In 1624, the English poet John Donne wrote in one of his Meditations that “no man is an island.” His poem explains how our common humanity ties us together in one common thread, and that as individuals we cannot thrive in isolation. Christians have been taught likewise, their common identity as followers of Jesus binding them together into a body focused on one purpose. Whatever the commonality that brings us together, the simple fact is that our spiritual and physical survival depends on our willingness and ability to help one another along our shared path.
This principle is especially important in terms of preparedness. When a catastrophe comes our way, each family will quickly discover a need for things they didn’t think to keep in supply, and only through bartering and buying from others will they be able to obtain those things. Isolated individuals will be easy prey for roving gangs and other desperate groups. Lack of communication will increase frustration, loneliness, and ignorance. Only by becoming part of a trusted network beforehand will we be able to more easily deal with whatever disasters may strike.
With the Swine Flu news is coming talk of possible quarantines.
When I was a kid my family was quarantined by the county health department because my baby sister contracted whooping cough at less than a month old and more than one of the rest of us were carriers. We were pulled out of school in the middle of the day and escorted home.We were not supposed to leave or have anyone over. Homework got deposited in our milk box where we would retrieve it when the deliverer had gone. Thankfully there were medications we could take and the quarantine period was under a week—just until we weren’t contagious anymore. But what about a disease there is not medication for? How would that be dealt with? How long would a quarantine need to be in place to be effective? And what would you do with all that time isolated from society? Continue reading “On Quarantine and Cabin Fever”
Any minute now, I might become a father. My wife is (very) pregnant with our first child, and the seconds are ticking until our lives change significantly (for the better!). As the months have gone by, we have dedicated a great deal of time to readying, studying, and researching how best to do everything we’re soon going to need to do.

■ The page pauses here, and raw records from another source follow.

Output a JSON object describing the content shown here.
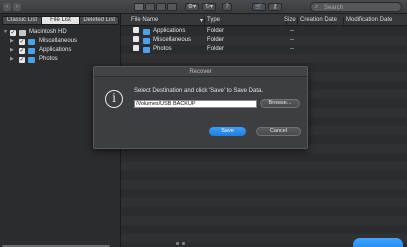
{
  "toolbar": {
    "back_icon": "chevron-left-icon",
    "forward_icon": "chevron-right-icon",
    "search_placeholder": "Search",
    "help_label": "?"
  },
  "left_panel": {
    "tabs": [
      {
        "label": "Classic List",
        "active": false
      },
      {
        "label": "File List",
        "active": true
      },
      {
        "label": "Deleted List",
        "active": false
      }
    ],
    "tree": [
      {
        "label": "Macintosh HD",
        "checked": true,
        "expanded": true
      },
      {
        "label": "Miscellaneous",
        "checked": true,
        "expanded": false
      },
      {
        "label": "Applications",
        "checked": true,
        "expanded": false
      },
      {
        "label": "Photos",
        "checked": true,
        "expanded": false
      }
    ]
  },
  "file_list": {
    "columns": {
      "name": "File Name",
      "type": "Type",
      "size": "Size",
      "creation": "Creation Date",
      "modification": "Modification Date"
    },
    "rows": [
      {
        "name": "Applications",
        "type": "Folder",
        "size": "--"
      },
      {
        "name": "Miscellaneous",
        "type": "Folder",
        "size": "--"
      },
      {
        "name": "Photos",
        "type": "Folder",
        "size": "--"
      }
    ]
  },
  "dialog": {
    "title": "Recover",
    "message": "Select Destination and click 'Save' to Save Data.",
    "destination": "/Volumes/USB BACKUP",
    "browse_label": "Browse...",
    "save_label": "Save",
    "cancel_label": "Cancel",
    "icon": "info-icon"
  },
  "colors": {
    "accent": "#1f86f0",
    "folder": "#4aa3e8",
    "background": "#2b2c2f"
  }
}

Preparedness has played a large role—indeed, a central role, since what we’ve been doing up until now is preparing for our son’s birth. Having an end result in mind forces us to think in the long term, and purchase things, learn skills, and become well versed in all that will be necessary. Too often we get wrapped up in the here and now, and let our long-term preps take a backseat.
One of the most important factors in being able to build up a quality food storage program is to actually store the food that you will eat and find a way to rotate that stored food into your daily diet. The problem many of us face is that while pizza is fast and convenient, and the pizza boxes stack really well, the food sure doesn’t last. I also don’t think that if I ordered an extra meal from the local Chinese delivery place, that I could just throw it onto my food storage shelving and expect it to do any good.
Part of the problem is that most families, especially those of my admittedly younger age group, have grown so accustomed to having cheap, tasteful food at our fingertips that we have lost the skill of actually cooking for ourselves. The family dinner at the table has become a thing of the past as have the requisite skills from planning meals ahead of time to storing for particular meal needs. Fortunately, for the past couple of years my family has participated in a program with several of our neighbors that has helped combat this trend and created an excellent, yet unplanned opportunity for us all to build up our food storage supplies and skills.
How does it work? Let’s look at the basics of our dinner group program.